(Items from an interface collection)
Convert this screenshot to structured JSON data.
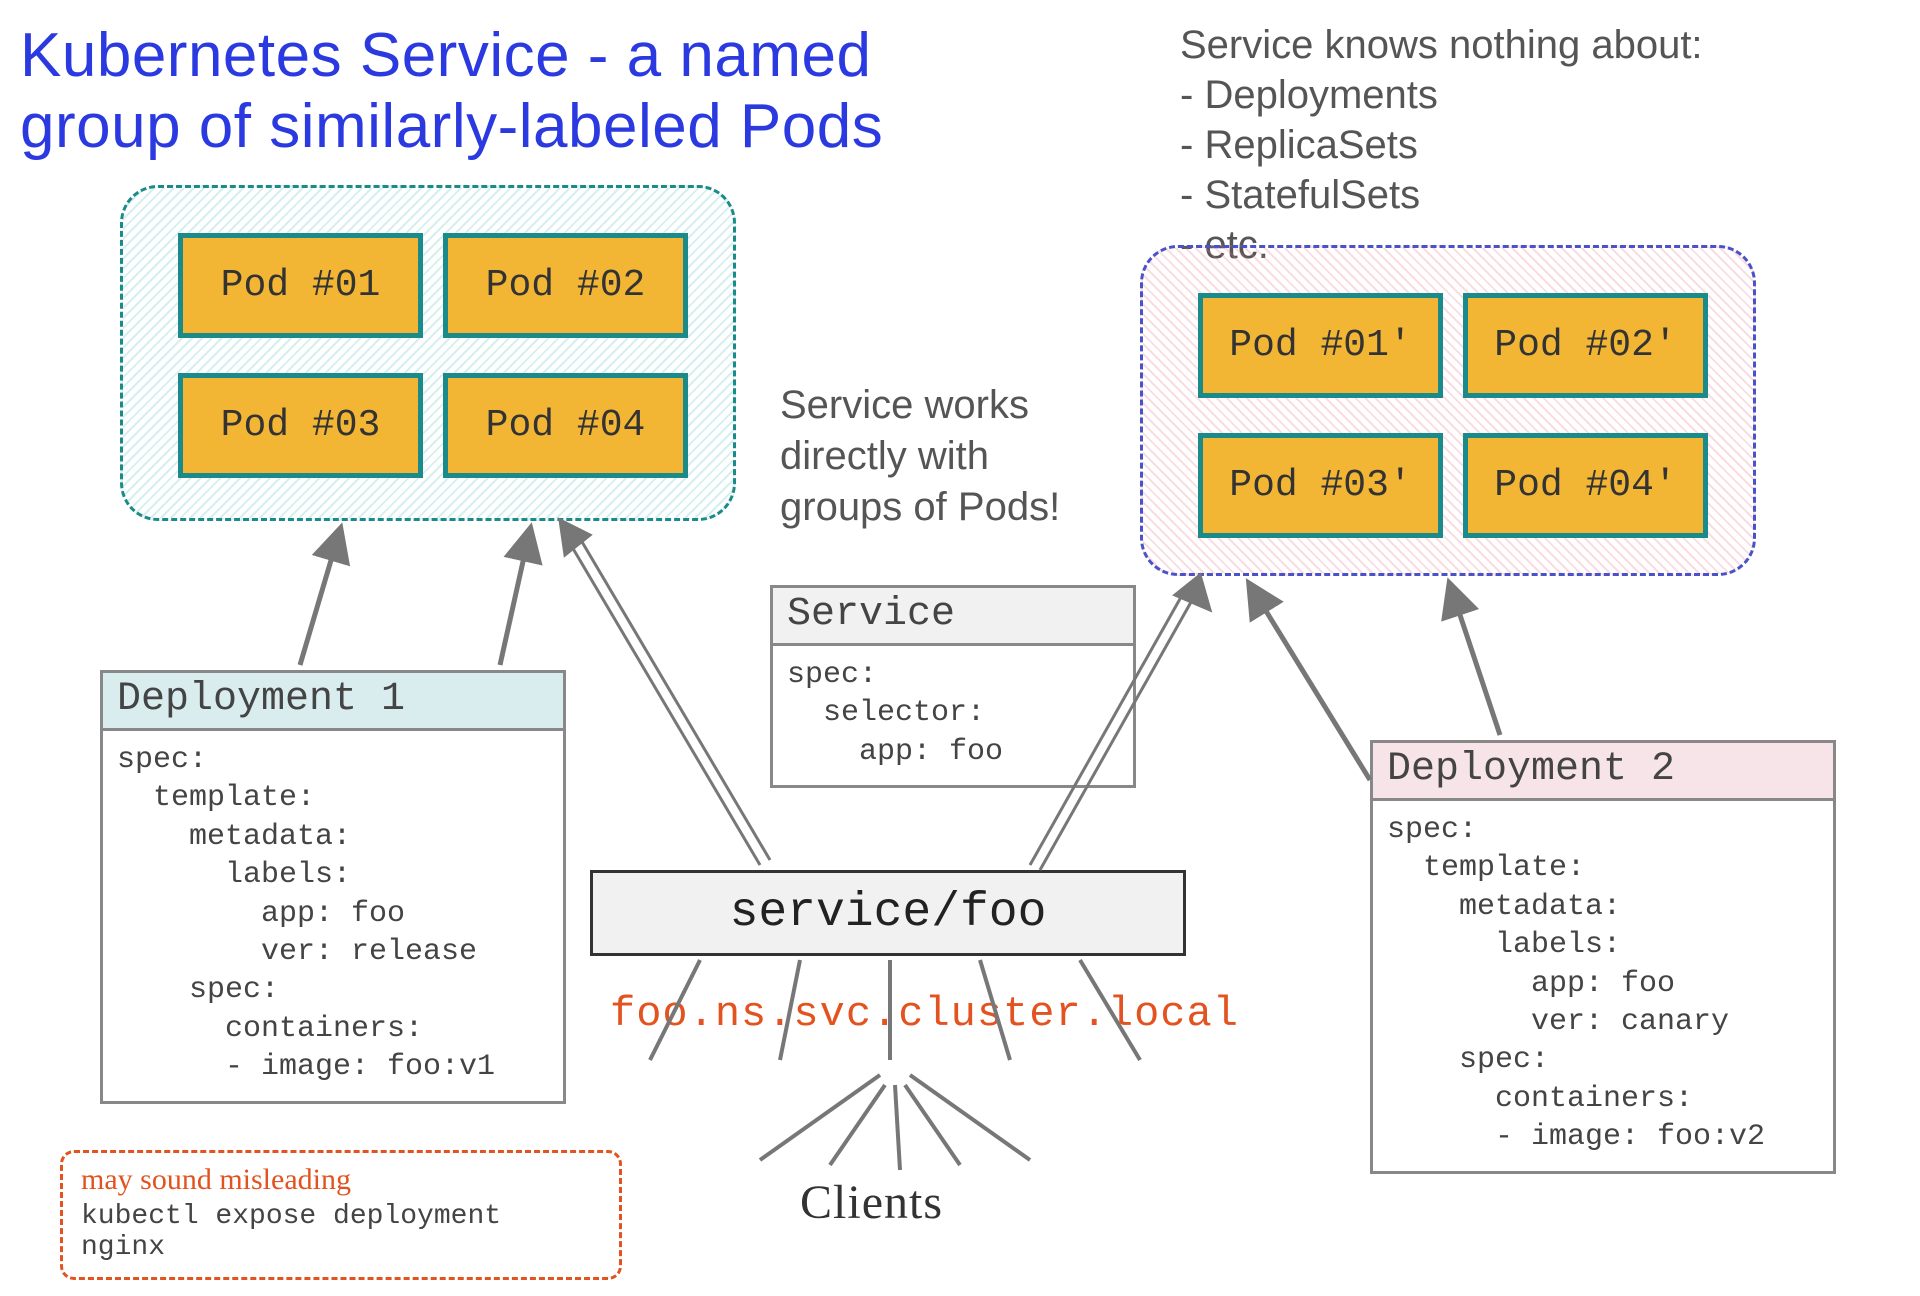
{
  "title_line1": "Kubernetes Service - a named",
  "title_line2": "group of similarly-labeled Pods",
  "knows_nothing_heading": "Service knows nothing about:",
  "knows_nothing_items": [
    "Deployments",
    "ReplicaSets",
    "StatefulSets",
    "etc."
  ],
  "pod_group_1": {
    "pods": [
      "Pod #01",
      "Pod #02",
      "Pod #03",
      "Pod #04"
    ]
  },
  "pod_group_2": {
    "pods": [
      "Pod #01'",
      "Pod #02'",
      "Pod #03'",
      "Pod #04'"
    ]
  },
  "middle_note_l1": "Service works",
  "middle_note_l2": "directly with",
  "middle_note_l3": "groups of Pods!",
  "service_spec": {
    "title": "Service",
    "body": "spec:\n  selector:\n    app: foo"
  },
  "deployment1": {
    "title": "Deployment 1",
    "body": "spec:\n  template:\n    metadata:\n      labels:\n        app: foo\n        ver: release\n    spec:\n      containers:\n      - image: foo:v1"
  },
  "deployment2": {
    "title": "Deployment 2",
    "body": "spec:\n  template:\n    metadata:\n      labels:\n        app: foo\n        ver: canary\n    spec:\n      containers:\n      - image: foo:v2"
  },
  "service_name": "service/foo",
  "service_dns": "foo.ns.svc.cluster.local",
  "clients_label": "Clients",
  "misleading_l1": "may sound misleading",
  "misleading_l2": "kubectl expose deployment nginx"
}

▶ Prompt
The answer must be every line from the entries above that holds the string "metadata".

▶ Result of this exercise
    "body": "spec:\n  template:\n    metadata:\n      labels:\n        app: foo\n        ver: release\n    spec:\n      containers:\n      - image: foo:v1"
    "body": "spec:\n  template:\n    metadata:\n      labels:\n        app: foo\n        ver: canary\n    spec:\n      containers:\n      - image: foo:v2"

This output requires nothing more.